Hispanics/Latinos can be from many different countries. The fastest rising population in the United States and also the biggest ethnic group (Andrews, 2013). Many have religious background that is Roman Catholic. Many believe in the supernatural, and do not consider they have control over what happens to them, God’s will determines illness and recovery (Andrews, 2013). Many families believe in traditional roles for males as the protector and provider and females as the homemaker and child care provider. Self-treatment or local healers are often tried as a first line of action (Andrews, 2013).
Follow-up on treatments is important to make sure there was understanding by the patient due to the individuals feeling they should not question providers out of respect (Jacobs, Ownby, Acevedo & Waldrop-Valverde, 2017).
Pacific Islanders are from many different islands. Those islands in the Pacific Ocean are categorized into three main types. For this paper I will focus mostly on the Polynesian population since that is where most of the migration to the US has come from (Andrews, 2013).
Some of the cultural differences have to do with religious believes. Many pacific islanders believe in gods, and the supernatural and believe that those things play a role in illnesses and adjust treatment accordingly. There are many treatment methods that are common among this culture including, massage, herbal treatment, and balance among relationships (Andrews, 2013).
Childbirth is a time in life when people are happy to be going to the hospital for care. When Pacific Islanders give birth they like for family to be present during the birth (Davis et al.

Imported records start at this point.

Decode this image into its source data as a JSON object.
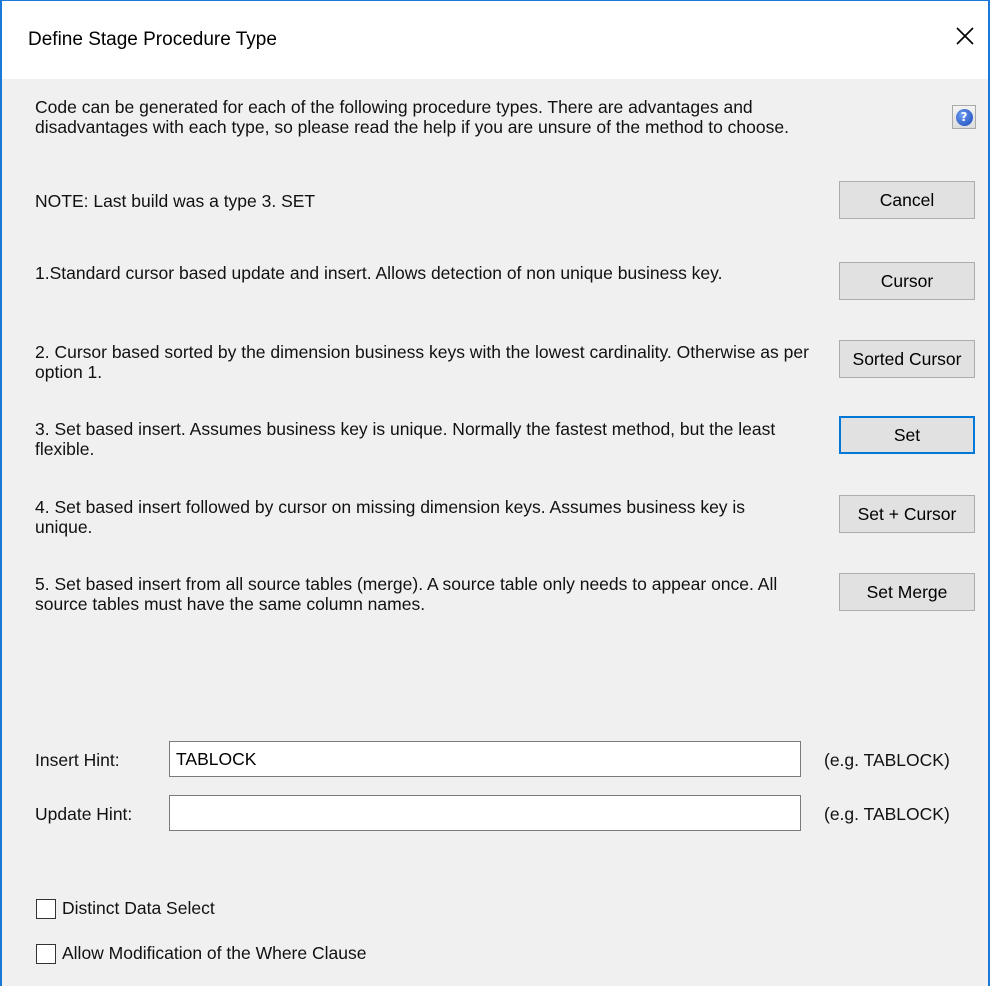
{
  "window": {
    "title": "Define Stage Procedure Type"
  },
  "intro": "Code can be generated for each of the following procedure types. There are advantages and disadvantages with each type, so please read the help if you are unsure of the method to choose.",
  "note": "NOTE: Last build was a type 3. SET",
  "options": [
    {
      "text": "1.Standard cursor based update and insert. Allows detection of non unique business key.",
      "button": "Cursor"
    },
    {
      "text": "2. Cursor based sorted by the dimension business keys with the lowest cardinality. Otherwise as per option 1.",
      "button": "Sorted Cursor"
    },
    {
      "text": "3. Set based insert. Assumes business key is unique. Normally the fastest method, but the least flexible.",
      "button": "Set"
    },
    {
      "text": "4. Set based insert followed by cursor on missing dimension keys. Assumes business key is unique.",
      "button": "Set + Cursor"
    },
    {
      "text": "5. Set based insert from all source tables (merge). A source table only needs to appear once. All source tables must have the same column names.",
      "button": "Set Merge"
    }
  ],
  "cancel_label": "Cancel",
  "insert_hint": {
    "label": "Insert Hint:",
    "value": "TABLOCK",
    "example": "(e.g. TABLOCK)"
  },
  "update_hint": {
    "label": "Update Hint:",
    "value": "",
    "example": "(e.g. TABLOCK)"
  },
  "checkboxes": [
    {
      "label": "Distinct Data Select",
      "checked": false
    },
    {
      "label": "Allow Modification of the Where Clause",
      "checked": false
    }
  ]
}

, 2017). Having children can be a stressful event and people like to have things the way they want during stressful times, they also want people they trust and can seek advice from around them. Pacific Islanders trust family and rely on them and they OB for information to make informed decisions during childbirth (Davis et al., 2017). Children of Pacific Islanders are often raised with grandparents around and taught to respect them (Mokuau et al., 2015). Grandparents play a vital role in teaching children core values specific to the pacific island culture.
When Hispanic/Latinos give birth they have a strong tie to family being involved in all aspects of childbirth (Andrews, 2013). Hispanic cultures have conditions that are considered “hot” or “cold” and they have strong beliefs about foods they can eat and things that must be avoided. Pregnancy is considered a “hot” condition they believe strongly that they should avoid hot foods, and conditions that are considered “hot” (Andrews, 2013). There are risks when it comes to childbirth and Hispanic patients are ar higher risk for gestational Diabetes and risk of hemorrhage after birth (Kilpatrick, 2017). Children are considered a gift from God in the Hispanic culture, and family is highly involved in their care from childbirth on (Andrews, 2013).
Pacific Islanders may be hesitant to ask questions, it is very important to make sure patients understand all instructions given for treatment. Family is a very important aspect to all pacific islanders. They have a strong connection to family and the homeland (Andrews, 2013). Pacific Islander adults seem to only seek care when there is a problem, which leads to them not getting the preventative care that is recommended in the US (Narcisse et al., 2018). Pacific Islanders care for the elderly out of obligation. The younger generations take care of the older generation out of love and respect for their elders (Andrews, 2013).
Hispanic adults do not always seek care for preventative services and generally speaking only seek care when there is a problem. Learning the cues of Latinos can help in communication with them. Their culture has taught them not to question authority and therefore they may see healthcare providers as an authority figure and may not ask questions to get the clarification they need about treatments (Eubanks, 2010). Signs of respect for authority include not making eye contact, so the patient may not look at the healthcare in the eye. They have strong beliefs in folk healers and will often seek care from them before going to a traditional healthcare provider (Andrews, 2013).
Pacific Islanders believe there is afterlife and that they will become a higher level of being. Family likes to be involved in all aspects of the dying process. Allow time for grieving and allow for assistance with care after death (Andrews, 2013).
Hispanic males are taught to not express suffering, while it is considered appropriate for other family members to express suffering or grief (Jacobs, Ownby, Acevedo & Waldrop-Valverde, 2017). Family would like for the dying person to enjoy the time they have left so telling the dying individual about a bad prognosis is frowned upon in the Hispanic culture (Jacobs, Ownby, Acevedo & Waldrop-Valverde, 2017).